Entries from a dataset of interfaces
+===+
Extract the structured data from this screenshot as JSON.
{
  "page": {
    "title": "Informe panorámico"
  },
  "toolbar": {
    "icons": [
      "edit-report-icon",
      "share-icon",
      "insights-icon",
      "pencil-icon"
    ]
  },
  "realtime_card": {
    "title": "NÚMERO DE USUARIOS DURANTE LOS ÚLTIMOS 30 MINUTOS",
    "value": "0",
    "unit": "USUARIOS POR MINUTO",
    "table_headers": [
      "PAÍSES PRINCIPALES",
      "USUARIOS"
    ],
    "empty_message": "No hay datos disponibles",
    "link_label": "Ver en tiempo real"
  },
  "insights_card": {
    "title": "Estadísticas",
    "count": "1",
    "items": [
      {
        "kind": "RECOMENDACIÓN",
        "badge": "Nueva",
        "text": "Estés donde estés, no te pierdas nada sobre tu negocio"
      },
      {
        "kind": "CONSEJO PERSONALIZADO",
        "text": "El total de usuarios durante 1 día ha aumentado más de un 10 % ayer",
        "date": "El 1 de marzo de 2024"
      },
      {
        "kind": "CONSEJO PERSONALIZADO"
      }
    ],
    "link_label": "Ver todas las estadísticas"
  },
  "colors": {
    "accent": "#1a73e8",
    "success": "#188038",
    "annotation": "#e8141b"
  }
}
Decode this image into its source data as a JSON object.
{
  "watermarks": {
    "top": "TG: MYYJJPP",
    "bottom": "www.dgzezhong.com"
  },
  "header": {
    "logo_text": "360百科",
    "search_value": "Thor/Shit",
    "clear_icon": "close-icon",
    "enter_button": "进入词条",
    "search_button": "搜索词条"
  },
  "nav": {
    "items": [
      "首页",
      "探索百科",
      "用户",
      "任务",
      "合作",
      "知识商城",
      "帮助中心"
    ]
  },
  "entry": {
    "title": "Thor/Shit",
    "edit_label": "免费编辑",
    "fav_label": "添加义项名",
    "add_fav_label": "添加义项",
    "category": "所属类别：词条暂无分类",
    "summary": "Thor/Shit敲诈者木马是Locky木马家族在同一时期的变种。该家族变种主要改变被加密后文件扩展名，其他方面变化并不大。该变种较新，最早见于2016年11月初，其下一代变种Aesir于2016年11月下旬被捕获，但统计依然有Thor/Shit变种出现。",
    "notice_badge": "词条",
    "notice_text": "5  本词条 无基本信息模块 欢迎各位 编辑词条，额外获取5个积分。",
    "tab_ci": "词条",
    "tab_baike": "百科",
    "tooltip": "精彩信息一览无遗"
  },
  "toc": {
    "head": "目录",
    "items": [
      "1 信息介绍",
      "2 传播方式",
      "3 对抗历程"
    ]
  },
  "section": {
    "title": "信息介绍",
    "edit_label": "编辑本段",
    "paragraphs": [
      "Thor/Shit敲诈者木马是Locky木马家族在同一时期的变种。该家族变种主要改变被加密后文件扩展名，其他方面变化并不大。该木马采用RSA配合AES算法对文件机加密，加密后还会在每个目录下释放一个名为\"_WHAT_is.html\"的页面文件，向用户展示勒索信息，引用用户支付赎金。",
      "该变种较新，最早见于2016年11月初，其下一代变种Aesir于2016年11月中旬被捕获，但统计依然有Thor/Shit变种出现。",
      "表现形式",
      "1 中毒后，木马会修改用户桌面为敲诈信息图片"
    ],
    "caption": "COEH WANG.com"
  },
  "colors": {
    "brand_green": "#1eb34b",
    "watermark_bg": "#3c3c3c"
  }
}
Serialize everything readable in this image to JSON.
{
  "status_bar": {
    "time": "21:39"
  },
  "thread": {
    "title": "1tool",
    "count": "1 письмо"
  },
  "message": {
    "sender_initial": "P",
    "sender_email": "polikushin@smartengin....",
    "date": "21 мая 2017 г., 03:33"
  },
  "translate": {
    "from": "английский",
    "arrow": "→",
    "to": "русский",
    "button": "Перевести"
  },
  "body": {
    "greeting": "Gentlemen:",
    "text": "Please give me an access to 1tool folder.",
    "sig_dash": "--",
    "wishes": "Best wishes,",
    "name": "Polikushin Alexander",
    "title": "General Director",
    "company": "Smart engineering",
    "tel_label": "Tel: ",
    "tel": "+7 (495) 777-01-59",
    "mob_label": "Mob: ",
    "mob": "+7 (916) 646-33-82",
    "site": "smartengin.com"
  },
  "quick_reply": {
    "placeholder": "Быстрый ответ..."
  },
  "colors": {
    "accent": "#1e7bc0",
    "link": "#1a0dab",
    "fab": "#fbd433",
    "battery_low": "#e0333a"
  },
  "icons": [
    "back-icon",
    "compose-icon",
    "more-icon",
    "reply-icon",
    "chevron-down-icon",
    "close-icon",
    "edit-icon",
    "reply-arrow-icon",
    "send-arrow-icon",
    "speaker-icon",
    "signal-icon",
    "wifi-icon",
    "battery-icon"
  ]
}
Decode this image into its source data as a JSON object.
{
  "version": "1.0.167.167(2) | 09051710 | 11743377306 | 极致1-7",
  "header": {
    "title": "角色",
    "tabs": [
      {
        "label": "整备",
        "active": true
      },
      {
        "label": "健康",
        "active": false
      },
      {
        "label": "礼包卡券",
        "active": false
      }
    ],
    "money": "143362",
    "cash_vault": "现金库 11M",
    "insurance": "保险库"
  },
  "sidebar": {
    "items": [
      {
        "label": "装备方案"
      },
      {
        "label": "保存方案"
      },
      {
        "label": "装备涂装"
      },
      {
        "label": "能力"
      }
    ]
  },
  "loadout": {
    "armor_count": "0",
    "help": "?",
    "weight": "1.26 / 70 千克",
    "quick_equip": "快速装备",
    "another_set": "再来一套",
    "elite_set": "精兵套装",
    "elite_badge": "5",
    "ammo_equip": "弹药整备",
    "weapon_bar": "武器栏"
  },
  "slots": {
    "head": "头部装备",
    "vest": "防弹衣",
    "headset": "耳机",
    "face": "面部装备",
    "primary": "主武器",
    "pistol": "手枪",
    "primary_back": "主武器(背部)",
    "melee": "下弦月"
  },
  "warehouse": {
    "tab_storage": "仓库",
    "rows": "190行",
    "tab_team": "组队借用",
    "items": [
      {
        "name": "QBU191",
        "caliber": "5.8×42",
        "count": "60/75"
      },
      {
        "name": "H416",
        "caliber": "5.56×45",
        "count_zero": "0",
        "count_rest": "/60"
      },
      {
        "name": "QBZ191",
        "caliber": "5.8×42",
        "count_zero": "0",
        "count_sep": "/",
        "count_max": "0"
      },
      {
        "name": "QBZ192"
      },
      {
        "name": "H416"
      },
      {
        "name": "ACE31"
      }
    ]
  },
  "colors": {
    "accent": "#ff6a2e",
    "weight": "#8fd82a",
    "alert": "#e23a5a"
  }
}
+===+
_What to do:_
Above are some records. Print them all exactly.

_Completed exercise:_
Extract the structured data from this screenshot as JSON.
{
  "page": {
    "title": "Informe panorámico"
  },
  "toolbar": {
    "icons": [
      "edit-report-icon",
      "share-icon",
      "insights-icon",
      "pencil-icon"
    ]
  },
  "realtime_card": {
    "title": "NÚMERO DE USUARIOS DURANTE LOS ÚLTIMOS 30 MINUTOS",
    "value": "0",
    "unit": "USUARIOS POR MINUTO",
    "table_headers": [
      "PAÍSES PRINCIPALES",
      "USUARIOS"
    ],
    "empty_message": "No hay datos disponibles",
    "link_label": "Ver en tiempo real"
  },
  "insights_card": {
    "title": "Estadísticas",
    "count": "1",
    "items": [
      {
        "kind": "RECOMENDACIÓN",
        "badge": "Nueva",
        "text": "Estés donde estés, no te pierdas nada sobre tu negocio"
      },
      {
        "kind": "CONSEJO PERSONALIZADO",
        "text": "El total de usuarios durante 1 día ha aumentado más de un 10 % ayer",
        "date": "El 1 de marzo de 2024"
      },
      {
        "kind": "CONSEJO PERSONALIZADO"
      }
    ],
    "link_label": "Ver todas las estadísticas"
  },
  "colors": {
    "accent": "#1a73e8",
    "success": "#188038",
    "annotation": "#e8141b"
  }
}
Decode this image into its source data as a JSON object.
{
  "watermarks": {
    "top": "TG: MYYJJPP",
    "bottom": "www.dgzezhong.com"
  },
  "header": {
    "logo_text": "360百科",
    "search_value": "Thor/Shit",
    "clear_icon": "close-icon",
    "enter_button": "进入词条",
    "search_button": "搜索词条"
  },
  "nav": {
    "items": [
      "首页",
      "探索百科",
      "用户",
      "任务",
      "合作",
      "知识商城",
      "帮助中心"
    ]
  },
  "entry": {
    "title": "Thor/Shit",
    "edit_label": "免费编辑",
    "fav_label": "添加义项名",
    "add_fav_label": "添加义项",
    "category": "所属类别：词条暂无分类",
    "summary": "Thor/Shit敲诈者木马是Locky木马家族在同一时期的变种。该家族变种主要改变被加密后文件扩展名，其他方面变化并不大。该变种较新，最早见于2016年11月初，其下一代变种Aesir于2016年11月下旬被捕获，但统计依然有Thor/Shit变种出现。",
    "notice_badge": "词条",
    "notice_text": "5  本词条 无基本信息模块 欢迎各位 编辑词条，额外获取5个积分。",
    "tab_ci": "词条",
    "tab_baike": "百科",
    "tooltip": "精彩信息一览无遗"
  },
  "toc": {
    "head": "目录",
    "items": [
      "1 信息介绍",
      "2 传播方式",
      "3 对抗历程"
    ]
  },
  "section": {
    "title": "信息介绍",
    "edit_label": "编辑本段",
    "paragraphs": [
      "Thor/Shit敲诈者木马是Locky木马家族在同一时期的变种。该家族变种主要改变被加密后文件扩展名，其他方面变化并不大。该木马采用RSA配合AES算法对文件机加密，加密后还会在每个目录下释放一个名为\"_WHAT_is.html\"的页面文件，向用户展示勒索信息，引用用户支付赎金。",
      "该变种较新，最早见于2016年11月初，其下一代变种Aesir于2016年11月中旬被捕获，但统计依然有Thor/Shit变种出现。",
      "表现形式",
      "1 中毒后，木马会修改用户桌面为敲诈信息图片"
    ],
    "caption": "COEH WANG.com"
  },
  "colors": {
    "brand_green": "#1eb34b",
    "watermark_bg": "#3c3c3c"
  }
}
Serialize everything readable in this image to JSON.
{
  "status_bar": {
    "time": "21:39"
  },
  "thread": {
    "title": "1tool",
    "count": "1 письмо"
  },
  "message": {
    "sender_initial": "P",
    "sender_email": "polikushin@smartengin....",
    "date": "21 мая 2017 г., 03:33"
  },
  "translate": {
    "from": "английский",
    "arrow": "→",
    "to": "русский",
    "button": "Перевести"
  },
  "body": {
    "greeting": "Gentlemen:",
    "text": "Please give me an access to 1tool folder.",
    "sig_dash": "--",
    "wishes": "Best wishes,",
    "name": "Polikushin Alexander",
    "title": "General Director",
    "company": "Smart engineering",
    "tel_label": "Tel: ",
    "tel": "+7 (495) 777-01-59",
    "mob_label": "Mob: ",
    "mob": "+7 (916) 646-33-82",
    "site": "smartengin.com"
  },
  "quick_reply": {
    "placeholder": "Быстрый ответ..."
  },
  "colors": {
    "accent": "#1e7bc0",
    "link": "#1a0dab",
    "fab": "#fbd433",
    "battery_low": "#e0333a"
  },
  "icons": [
    "back-icon",
    "compose-icon",
    "more-icon",
    "reply-icon",
    "chevron-down-icon",
    "close-icon",
    "edit-icon",
    "reply-arrow-icon",
    "send-arrow-icon",
    "speaker-icon",
    "signal-icon",
    "wifi-icon",
    "battery-icon"
  ]
}
Decode this image into its source data as a JSON object.
{
  "version": "1.0.167.167(2) | 09051710 | 11743377306 | 极致1-7",
  "header": {
    "title": "角色",
    "tabs": [
      {
        "label": "整备",
        "active": true
      },
      {
        "label": "健康",
        "active": false
      },
      {
        "label": "礼包卡券",
        "active": false
      }
    ],
    "money": "143362",
    "cash_vault": "现金库 11M",
    "insurance": "保险库"
  },
  "sidebar": {
    "items": [
      {
        "label": "装备方案"
      },
      {
        "label": "保存方案"
      },
      {
        "label": "装备涂装"
      },
      {
        "label": "能力"
      }
    ]
  },
  "loadout": {
    "armor_count": "0",
    "help": "?",
    "weight": "1.26 / 70 千克",
    "quick_equip": "快速装备",
    "another_set": "再来一套",
    "elite_set": "精兵套装",
    "elite_badge": "5",
    "ammo_equip": "弹药整备",
    "weapon_bar": "武器栏"
  },
  "slots": {
    "head": "头部装备",
    "vest": "防弹衣",
    "headset": "耳机",
    "face": "面部装备",
    "primary": "主武器",
    "pistol": "手枪",
    "primary_back": "主武器(背部)",
    "melee": "下弦月"
  },
  "warehouse": {
    "tab_storage": "仓库",
    "rows": "190行",
    "tab_team": "组队借用",
    "items": [
      {
        "name": "QBU191",
        "caliber": "5.8×42",
        "count": "60/75"
      },
      {
        "name": "H416",
        "caliber": "5.56×45",
        "count_zero": "0",
        "count_rest": "/60"
      },
      {
        "name": "QBZ191",
        "caliber": "5.8×42",
        "count_zero": "0",
        "count_sep": "/",
        "count_max": "0"
      },
      {
        "name": "QBZ192"
      },
      {
        "name": "H416"
      },
      {
        "name": "ACE31"
      }
    ]
  },
  "colors": {
    "accent": "#ff6a2e",
    "weight": "#8fd82a",
    "alert": "#e23a5a"
  }
}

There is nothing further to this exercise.